Ambrose Bierce's “An Occurrence at Owl Creek Bridge” “An Occurrence at Owl Creek Bridge,” by Ambrose Bierce, is the story of the hanging of a Civil War era Southern gentleman by the name of Peyton Farquhar. The story begins with an unidentified man being prepared to be hanged by a company of Union soldiers on a railroad bridge that runs over a river. He is then identified as Peyton Farquhar, a man who attempted to destroy the very bridge they are standing on based on information he was given by a Federal scout posing as a Confederate soldier. As he is dropped from the bridge to hang, the rope snaps and he falls into the river. After freeing himself and returning to the surface of the river, he realizes that his senses are all much heightened and he even “noted the prismatic colors in all the dewdrops upon a million blades of grass” (153).
And lastly, his biggest concern with the writing on the wall was that it would result in the “death of innocence” of a child.
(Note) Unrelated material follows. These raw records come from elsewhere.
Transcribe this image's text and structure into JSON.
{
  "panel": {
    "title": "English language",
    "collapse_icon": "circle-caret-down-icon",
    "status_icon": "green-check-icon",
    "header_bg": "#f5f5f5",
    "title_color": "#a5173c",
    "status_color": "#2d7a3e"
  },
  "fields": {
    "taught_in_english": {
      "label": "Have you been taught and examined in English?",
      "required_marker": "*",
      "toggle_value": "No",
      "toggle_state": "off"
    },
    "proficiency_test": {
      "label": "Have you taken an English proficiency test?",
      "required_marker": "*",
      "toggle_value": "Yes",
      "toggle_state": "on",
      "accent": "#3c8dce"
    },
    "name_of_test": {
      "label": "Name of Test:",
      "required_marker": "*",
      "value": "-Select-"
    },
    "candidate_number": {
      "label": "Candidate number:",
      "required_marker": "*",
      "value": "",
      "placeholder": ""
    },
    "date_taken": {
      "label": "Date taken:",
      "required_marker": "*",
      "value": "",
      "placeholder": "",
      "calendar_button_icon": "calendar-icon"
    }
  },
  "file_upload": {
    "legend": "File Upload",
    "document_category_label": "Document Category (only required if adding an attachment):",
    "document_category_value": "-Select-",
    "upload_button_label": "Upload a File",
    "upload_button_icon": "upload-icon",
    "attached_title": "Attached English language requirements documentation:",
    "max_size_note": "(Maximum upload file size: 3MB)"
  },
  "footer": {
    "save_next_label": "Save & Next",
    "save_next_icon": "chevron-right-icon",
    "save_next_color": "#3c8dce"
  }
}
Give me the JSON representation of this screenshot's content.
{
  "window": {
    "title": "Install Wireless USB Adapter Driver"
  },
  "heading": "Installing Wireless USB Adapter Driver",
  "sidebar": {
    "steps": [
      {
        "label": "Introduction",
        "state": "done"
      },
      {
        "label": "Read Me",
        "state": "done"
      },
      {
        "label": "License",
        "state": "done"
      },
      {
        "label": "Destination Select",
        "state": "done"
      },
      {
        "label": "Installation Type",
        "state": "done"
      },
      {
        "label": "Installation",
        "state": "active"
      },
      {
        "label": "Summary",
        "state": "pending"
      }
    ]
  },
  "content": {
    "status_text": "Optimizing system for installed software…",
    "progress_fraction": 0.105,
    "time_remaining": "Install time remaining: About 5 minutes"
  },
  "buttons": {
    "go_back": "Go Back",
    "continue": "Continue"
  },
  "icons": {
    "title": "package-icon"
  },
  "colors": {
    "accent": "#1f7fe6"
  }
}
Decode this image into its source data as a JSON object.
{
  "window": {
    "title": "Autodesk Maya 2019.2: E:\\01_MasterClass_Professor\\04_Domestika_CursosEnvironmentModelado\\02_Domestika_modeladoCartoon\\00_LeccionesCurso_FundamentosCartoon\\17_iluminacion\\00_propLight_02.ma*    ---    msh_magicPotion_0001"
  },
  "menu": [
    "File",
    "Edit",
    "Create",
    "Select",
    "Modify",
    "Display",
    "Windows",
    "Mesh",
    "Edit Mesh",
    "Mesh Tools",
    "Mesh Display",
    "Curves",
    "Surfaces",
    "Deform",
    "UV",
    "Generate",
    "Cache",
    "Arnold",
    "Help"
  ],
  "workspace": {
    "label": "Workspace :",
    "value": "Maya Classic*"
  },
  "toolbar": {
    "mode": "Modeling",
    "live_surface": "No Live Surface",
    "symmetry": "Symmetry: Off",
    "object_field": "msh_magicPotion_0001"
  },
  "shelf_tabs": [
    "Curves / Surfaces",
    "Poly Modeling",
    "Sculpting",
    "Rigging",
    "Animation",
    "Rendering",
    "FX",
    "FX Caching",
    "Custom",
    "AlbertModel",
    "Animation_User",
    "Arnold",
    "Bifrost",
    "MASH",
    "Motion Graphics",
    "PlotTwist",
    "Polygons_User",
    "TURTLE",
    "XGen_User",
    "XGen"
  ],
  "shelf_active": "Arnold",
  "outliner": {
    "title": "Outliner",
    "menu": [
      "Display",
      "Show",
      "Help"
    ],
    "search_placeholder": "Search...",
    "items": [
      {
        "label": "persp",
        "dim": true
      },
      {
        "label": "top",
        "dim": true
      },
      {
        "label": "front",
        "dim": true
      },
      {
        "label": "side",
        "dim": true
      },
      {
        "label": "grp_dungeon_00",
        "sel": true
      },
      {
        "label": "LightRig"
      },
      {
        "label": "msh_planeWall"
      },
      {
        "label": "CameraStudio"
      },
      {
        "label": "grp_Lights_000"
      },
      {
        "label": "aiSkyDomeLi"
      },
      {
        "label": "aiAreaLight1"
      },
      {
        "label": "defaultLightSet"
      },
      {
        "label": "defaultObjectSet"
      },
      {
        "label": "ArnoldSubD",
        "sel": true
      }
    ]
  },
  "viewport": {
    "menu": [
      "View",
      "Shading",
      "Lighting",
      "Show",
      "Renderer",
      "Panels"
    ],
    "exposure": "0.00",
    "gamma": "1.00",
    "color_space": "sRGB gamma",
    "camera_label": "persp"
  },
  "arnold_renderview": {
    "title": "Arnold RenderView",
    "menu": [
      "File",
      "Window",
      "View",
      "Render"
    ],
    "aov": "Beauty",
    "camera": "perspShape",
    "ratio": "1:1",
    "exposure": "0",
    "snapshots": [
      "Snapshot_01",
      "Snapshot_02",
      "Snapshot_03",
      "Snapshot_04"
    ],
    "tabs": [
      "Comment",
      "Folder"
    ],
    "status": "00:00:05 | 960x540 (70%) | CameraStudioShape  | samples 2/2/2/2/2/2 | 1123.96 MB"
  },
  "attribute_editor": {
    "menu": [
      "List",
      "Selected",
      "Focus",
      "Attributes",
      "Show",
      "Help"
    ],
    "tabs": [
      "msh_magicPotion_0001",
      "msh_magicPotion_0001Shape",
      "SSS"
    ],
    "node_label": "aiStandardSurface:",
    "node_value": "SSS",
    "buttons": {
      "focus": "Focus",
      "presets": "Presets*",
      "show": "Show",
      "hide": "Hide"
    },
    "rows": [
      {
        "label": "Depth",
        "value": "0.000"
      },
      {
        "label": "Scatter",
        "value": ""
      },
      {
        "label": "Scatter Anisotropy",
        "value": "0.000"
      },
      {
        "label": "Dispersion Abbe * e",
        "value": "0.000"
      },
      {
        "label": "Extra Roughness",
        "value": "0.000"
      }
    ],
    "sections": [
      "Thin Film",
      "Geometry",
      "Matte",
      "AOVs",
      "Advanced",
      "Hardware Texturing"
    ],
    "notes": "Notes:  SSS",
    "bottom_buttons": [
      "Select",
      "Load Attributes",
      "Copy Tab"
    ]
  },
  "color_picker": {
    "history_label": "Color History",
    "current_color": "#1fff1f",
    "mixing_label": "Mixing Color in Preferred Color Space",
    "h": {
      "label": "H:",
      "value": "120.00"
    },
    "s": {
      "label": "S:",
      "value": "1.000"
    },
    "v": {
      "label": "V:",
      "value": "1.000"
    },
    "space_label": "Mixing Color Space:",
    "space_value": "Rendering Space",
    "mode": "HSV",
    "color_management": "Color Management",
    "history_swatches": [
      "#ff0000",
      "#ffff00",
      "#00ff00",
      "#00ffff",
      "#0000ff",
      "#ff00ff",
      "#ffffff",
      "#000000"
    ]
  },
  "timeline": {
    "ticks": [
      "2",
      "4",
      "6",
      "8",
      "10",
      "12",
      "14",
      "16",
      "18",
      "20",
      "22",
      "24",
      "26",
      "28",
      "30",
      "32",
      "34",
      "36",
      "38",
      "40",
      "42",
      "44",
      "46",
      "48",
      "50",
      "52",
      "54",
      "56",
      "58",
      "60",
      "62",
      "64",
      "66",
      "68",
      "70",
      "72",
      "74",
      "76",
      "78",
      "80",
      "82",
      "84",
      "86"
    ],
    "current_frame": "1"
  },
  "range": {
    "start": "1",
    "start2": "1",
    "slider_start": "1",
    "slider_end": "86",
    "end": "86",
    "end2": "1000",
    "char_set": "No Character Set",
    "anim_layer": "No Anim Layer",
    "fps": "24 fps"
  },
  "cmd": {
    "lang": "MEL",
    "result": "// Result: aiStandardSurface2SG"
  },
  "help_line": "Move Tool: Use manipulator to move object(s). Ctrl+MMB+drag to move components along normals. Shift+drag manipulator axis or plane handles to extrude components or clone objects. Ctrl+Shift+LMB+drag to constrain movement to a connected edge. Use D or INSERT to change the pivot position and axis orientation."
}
In summary, Holden remains terrified of change throughout the novel and becomes increasingly irritated by it because it makes him link his fear of change with his fear of the loss of childhood innocence. Works Cited Salinger, J. D. The Catcher in the Rye. Boston: Little, Brown, 1951. Print.
This would greatly weaken him and his army both, and they would most likely lose to the enemy. Another weakness that resulted from this love is shown when he says, “Right then, he thought, he should’ve done something brave. He should’ve carried her ... ... middle of paper ... ...ghts and memories with Martha. However, his current denial to accept and face reality is what is causing him to be bullied by his emotions, which is making him weaker. This will make him both physically and mentally weak; he will no longer be concentrated on the real world, and he will be constantly worrying about whether or not Martha really loved him.
He’s so desperate to communicate with someone-anyone-that he is reaching out to absolute strangers, oftentimes even considerably older than himself. When Holden was still at Pencey, he was feeling so dejected after fighting with Stradlater that he actually reached out to someone that he had painted a picture of as a poor hygienist, and as a social outcast, because surely ... ... middle of paper ... ...d to mean the world to him. Both his brother's death and parents desertion have evidently deeply impacted him. Holden pretty well lied to himself, claimed the he had no place in society, all to give him plausible reasons to isolate himself. By calling people phonies, which he frequently did, he was in all reality pushing them away before giving himself the chance to even debate getting to know them.